"Creative artistic expression has only recently been integrated into the teaching and practice of medicine. The use of various forms of art through painting, narrative, sculpture and music has been shown to be both therapeutic as well as instructive to both instructor and student, physician-healer and patient. The use of expressive voice as a methodology for encouraging students to understand and translate their knowledge into practice is consciousness raising. It also offers the opportunity to give students an understanding of the complexities of emotion, and its connections with health and illness.
Although not always clear to students because of their rigorous and long years of study, health education centers around the study of people, and the subsequent call to action.This action is rooted in identifying the social condition through various mechanisms, the more creative and personal the more effective and impactful.
The inclusion of art enriches the understanding of self and place giving life to new interventions that heal.The Georgetown Department of Family Medicine has chosen to use digital stories as a mechanism to move students from the written page to the visual image. This tool links the social, environmental, and historical issues that influence health and illness through graphics. The students are encouraged to include the collective community voice, learn about patient-centered themes and issues, in addition to determining effective solutions which contribute to the healing process.

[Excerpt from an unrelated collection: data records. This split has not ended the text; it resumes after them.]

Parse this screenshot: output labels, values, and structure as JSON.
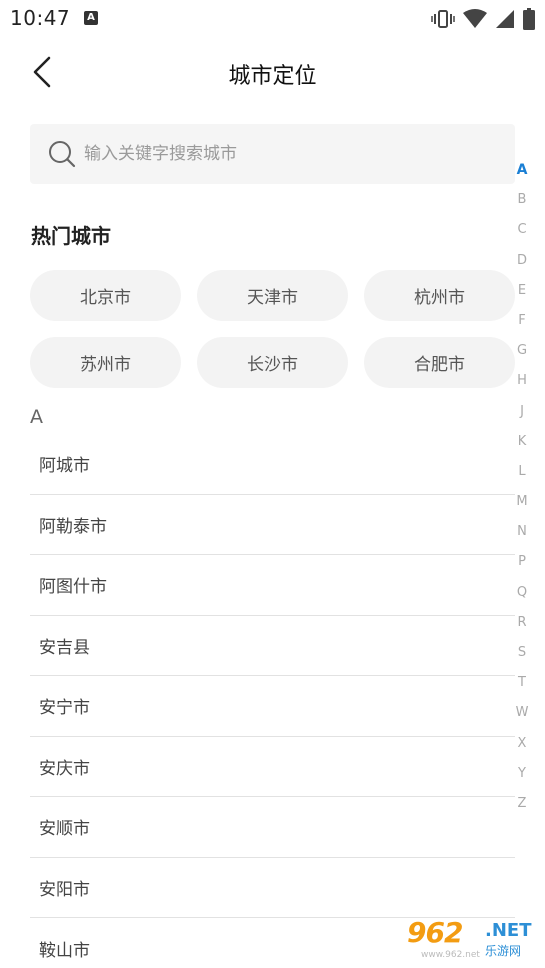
{
  "status_bar": {
    "time": "10:47",
    "notification_icon": "a-icon",
    "icons": [
      "vibrate-icon",
      "wifi-icon",
      "signal-icon",
      "battery-icon"
    ]
  },
  "nav": {
    "title": "城市定位",
    "back_icon": "chevron-left-icon"
  },
  "search": {
    "placeholder": "输入关键字搜索城市",
    "value": ""
  },
  "hot_cities": {
    "title": "热门城市",
    "items": [
      "北京市",
      "天津市",
      "杭州市",
      "苏州市",
      "长沙市",
      "合肥市"
    ]
  },
  "section": {
    "letter": "A",
    "cities": [
      "阿城市",
      "阿勒泰市",
      "阿图什市",
      "安吉县",
      "安宁市",
      "安庆市",
      "安顺市",
      "安阳市",
      "鞍山市"
    ]
  },
  "index_bar": {
    "letters": [
      "A",
      "B",
      "C",
      "D",
      "E",
      "F",
      "G",
      "H",
      "J",
      "K",
      "L",
      "M",
      "N",
      "P",
      "Q",
      "R",
      "S",
      "T",
      "W",
      "X",
      "Y",
      "Z"
    ],
    "active": "A"
  },
  "colors": {
    "accent": "#1a7fd4",
    "chip_bg": "#f3f3f3",
    "search_bg": "#f5f5f5"
  },
  "watermark": {
    "number": "962",
    "net": ".NET",
    "sub": "乐游网",
    "url": "www.962.net"
  }
}
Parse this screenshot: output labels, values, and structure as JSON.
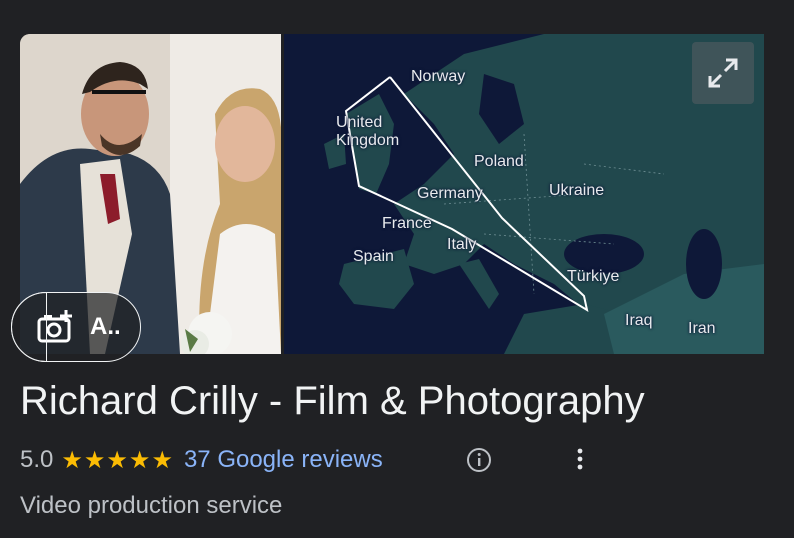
{
  "photo_button": {
    "label": "A.."
  },
  "map": {
    "labels": {
      "norway": "Norway",
      "uk": "United\nKingdom",
      "poland": "Poland",
      "germany": "Germany",
      "ukraine": "Ukraine",
      "france": "France",
      "italy": "Italy",
      "spain": "Spain",
      "turkiye": "Türkiye",
      "iraq": "Iraq",
      "iran": "Iran"
    }
  },
  "business": {
    "name": "Richard Crilly - Film & Photography",
    "rating": "5.0",
    "stars": "★★★★★",
    "star_count": 5,
    "reviews_link": "37 Google reviews",
    "category": "Video production service"
  },
  "colors": {
    "background": "#202124",
    "link": "#8ab4f8",
    "star": "#fbbc04"
  },
  "icons": [
    "add-photo-icon",
    "expand-icon",
    "info-icon",
    "more-vert-icon"
  ]
}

Kim A. Bullock M.D., Georgetown Department of Family Medicine, Washington
Quote From IJCAIP Journal, October, 2009, Issue 8, "Physicians Speak Out About Arts and Medicine" See also Creative Arts in Interdisciplinary Practice, Inquiries for Hope and Change, Editor Cheryl McLean, Associate Editor Robert Kelly, Detselig Temeron Press, Teaching Medical Students about Patients as Educators, Kim A. Bullock, Kathleen L. McNamara, Donna D. Cameron(2010)